Posted in Birth Injury on August 28, 2019

Most cases of cerebral palsy develop due to damage that occurred before or during birth, but some infants can even develop the condition within the first month after their birth. Before a child is born, there isn’t a test that can determine whether or not a baby has cerebral palsy.

If you have a newborn baby, there are countless things to worry about, and we sincerely hope that cerebral palsy isn’t one of them. However, we have worked with dozens of families and know the very real possibility of this happening. Get in touch with our birth injury lawyers if you have any questions or want to discuss a potential case. Here are a few things every parent should know about cerebral palsy.

What is Cerebral Palsy (CP)?
Caused by brain damage that typically happens during delivery, CP affects muscle tone, movement, and motor skills. There are three types of CP:
Spastic CP: Movement is difficult and muscles may feel stiff
Dyskinetic (athetoid) CP: Movements are uncontrolled
Ataxic CP: There are issues with balance and depth perception

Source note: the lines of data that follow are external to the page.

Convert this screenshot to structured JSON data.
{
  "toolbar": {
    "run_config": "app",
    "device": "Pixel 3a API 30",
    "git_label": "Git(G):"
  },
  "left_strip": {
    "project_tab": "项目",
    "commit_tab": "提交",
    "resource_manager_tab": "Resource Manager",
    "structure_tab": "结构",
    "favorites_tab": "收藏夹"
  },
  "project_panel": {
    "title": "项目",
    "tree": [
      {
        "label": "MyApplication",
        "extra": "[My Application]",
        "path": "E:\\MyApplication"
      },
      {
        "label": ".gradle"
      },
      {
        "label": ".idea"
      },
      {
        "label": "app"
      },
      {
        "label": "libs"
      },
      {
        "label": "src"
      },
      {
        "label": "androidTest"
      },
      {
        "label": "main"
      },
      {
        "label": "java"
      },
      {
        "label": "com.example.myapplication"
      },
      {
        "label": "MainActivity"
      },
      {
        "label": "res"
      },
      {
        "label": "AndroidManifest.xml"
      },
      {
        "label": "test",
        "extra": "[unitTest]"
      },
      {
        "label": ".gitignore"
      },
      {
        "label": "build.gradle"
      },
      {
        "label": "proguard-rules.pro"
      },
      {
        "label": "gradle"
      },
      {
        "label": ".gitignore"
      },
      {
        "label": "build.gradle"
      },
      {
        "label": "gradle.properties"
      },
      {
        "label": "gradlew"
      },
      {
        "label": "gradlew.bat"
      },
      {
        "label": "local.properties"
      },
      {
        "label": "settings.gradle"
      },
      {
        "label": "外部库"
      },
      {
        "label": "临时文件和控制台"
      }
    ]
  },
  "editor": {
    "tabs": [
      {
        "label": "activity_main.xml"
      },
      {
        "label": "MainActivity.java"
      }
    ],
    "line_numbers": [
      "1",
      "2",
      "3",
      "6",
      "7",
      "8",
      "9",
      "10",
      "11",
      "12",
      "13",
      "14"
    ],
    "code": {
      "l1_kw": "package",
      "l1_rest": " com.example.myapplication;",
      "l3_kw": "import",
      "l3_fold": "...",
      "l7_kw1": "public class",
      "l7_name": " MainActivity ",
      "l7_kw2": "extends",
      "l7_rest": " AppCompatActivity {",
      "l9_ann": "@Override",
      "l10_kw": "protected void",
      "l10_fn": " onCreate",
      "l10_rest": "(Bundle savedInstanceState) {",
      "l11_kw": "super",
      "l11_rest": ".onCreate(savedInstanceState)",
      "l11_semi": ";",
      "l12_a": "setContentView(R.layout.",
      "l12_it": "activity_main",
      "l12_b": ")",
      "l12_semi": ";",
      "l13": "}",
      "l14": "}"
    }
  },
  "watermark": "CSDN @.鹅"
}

Most CP is Related to Brain Damage During Birth
Known as congenital CP, a majority of cases occur when there are complications during the pregnancy or during delivery. There are several factors that can increase the risk of developing congenital CP:

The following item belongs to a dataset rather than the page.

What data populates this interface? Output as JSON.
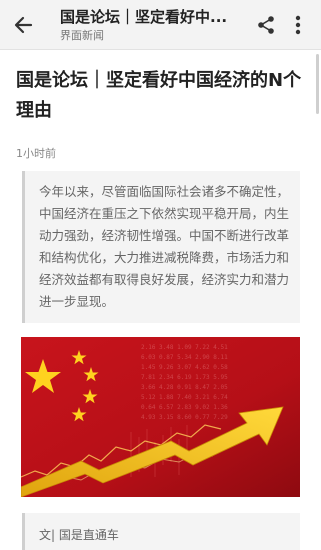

  • When a baby is born too small
  • The baby is born too early
  • Twins or other multiple births
  • When a baby is conceived using in vitro fertilization
  • When the mother had an infection during her pregnancy
  • When an infant has a serious case of jaundice that results in brain damage known as kernicterus

How is CP Diagnosed?
Infants and growing babies have certain developmental stages that they progress through. When an infant is not reaching for toys by four months or isn’t sitting up by themselves by seven months, these are early signs of CP. Parents should also look out for motor delays, such as the baby being unable to crawl, walk, or move their arms or legs in a usual way. An infant’s muscle tone may be too tight or too loose. And an infant may have trouble grasping.

Other Effects of CP
The severity of other issues that stem from CP can range depending on how much damage the brain sustained. When the brain is only partially damaged, it may only affect how a child walks and moves. If a larger portion of the brain is damaged, it can have a greater effect on movement as well as talking and learning. There are a variety of other issues that CP can lead to:

  • Problems with vision
  • Hearing loss
  • Speech problems
  • Sleep disorders
  • Learning disabilities
  • Osteoporosis

Talk With a Birth Injury Lawyer

Because many CP cases occur due to injuries during birth, there may be enough evidence to warrant a medical malpractice case. The team of injury lawyers at Murphy Falcon & Murphy understands that this can be an emotional journey, but we can guarantee you that we will be there throughout the process. Our firm has years of experience with these types of cases and we will do our best to make sure you get the compensation you deserve. Reach out today for a free consultation.